Skip to content

elya-le/Banter

Repository files navigation

Flask React Project

This is the starter for the Flask React project.

Getting started

  1. Clone this repository (only this branch).

  2. Install dependencies.

    pipenv install -r requirements.txt
  3. Create a .env file based on the example with proper settings for your development environment.

  4. Make sure the SQLite3 database connection URL is in the .env file.

  5. This starter organizes all tables inside the flask_schema schema, defined by the SCHEMA environment variable. Replace the value for SCHEMA with a unique name, making sure you use the snake_case convention.

  6. Get into your pipenv, migrate your database, seed your database, and run your Flask app:

    pipenv shell
    flask db upgrade
    flask seed all
    flask run
  7. The React frontend has no styling applied. Copy the .css files from your Authenticate Me project into the corresponding locations in the react-vite folder to give your project a unique look.

  8. To run the React frontend in development, cd into the react-vite directory and run npm i to install dependencies. Next, run npm run build to create the dist folder. The starter has modified the npm run build command to include the --watch flag. This flag will rebuild the dist folder whenever you change your code, keeping the production version up to date.

Deployment through Render.com

First, recall that Vite is a development dependency, so it will not be used in production. This means that you must already have the dist folder located in the root of your react-vite folder when you push to GitHub. This dist folder contains your React code and all necessary dependencies minified and bundled into a smaller footprint, ready to be served from your Python API.

Begin deployment by running npm run build in your react-vite folder and pushing any changes to GitHub.
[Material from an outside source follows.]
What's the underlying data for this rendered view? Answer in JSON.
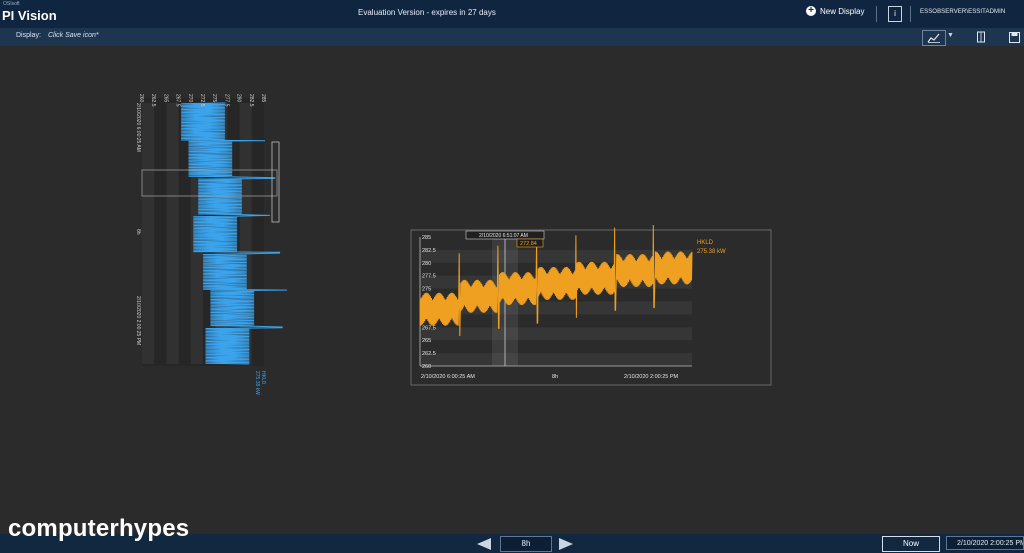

Refer to your Render.com deployment articles for more detailed instructions about getting started with Render.com, creating a production database, and deployment debugging tips.

From the Render Dashboard, click on the "New +" button in the navigation bar, and click on "Web Service" to create the application that will be deployed.

Select that you want to "Build and deploy from a Git repository" and click "Next". On the next page, find the name of the application repo you want to deploy and click the "Connect" button to the right of the name.

Now you need to fill out the form to configure your app. Most of the setup will be handled by the Dockerfile, but you do need to fill in a few fields.

Start by giving your application a name.

Make sure the Region is set to the location closest to you, the Branch is set to "main", and Runtime is set to "Docker". You can leave the Root Directory field blank. (By default, Render will run commands from the root directory.)

Select "Free" as your Instance Type.

Add environment variables

In the development environment, you have been securing your environment variables in a .env file, which has been removed from source control (i.e., the file is gitignored). In this step, you will need to input the keys and values for the environment variables you need for production into the Render GUI.

Add the following keys and values in the Render GUI form:

  • SECRET_KEY (click "Generate" to generate a secure secret for production)
  • FLASK_ENV production
  • FLASK_APP app
  • SCHEMA (your unique schema name, in snake_case)

In a new tab, navigate to your dashboard and click on your Postgres database instance.

Add the following keys and values:

  • DATABASE_URL (copy value from the External Database URL field)

Note: Add any other keys and values that may be present in your local .env file. As you work to further develop your project, you may need to add more environment variables to your local .env file. Make sure you add these environment variables to the Render GUI as well for the next deployment.

Deploy

Now you are finally ready to deploy! Click "Create Web Service" to deploy your project. The deployment process will likely take about 10-15 minutes if everything works as expected. You can monitor the logs to see your Dockerfile commands being executed and any errors that occur.

When deployment is complete, open your deployed site and check to see that you have successfully deployed your Flask application to Render! You can find the URL for your site just below the name of the Web Service at the top of the page.

Note: By default, Render will set Auto-Deploy for your project to true. This setting will cause Render to re-deploy your application every time you push to main, always keeping it up to date.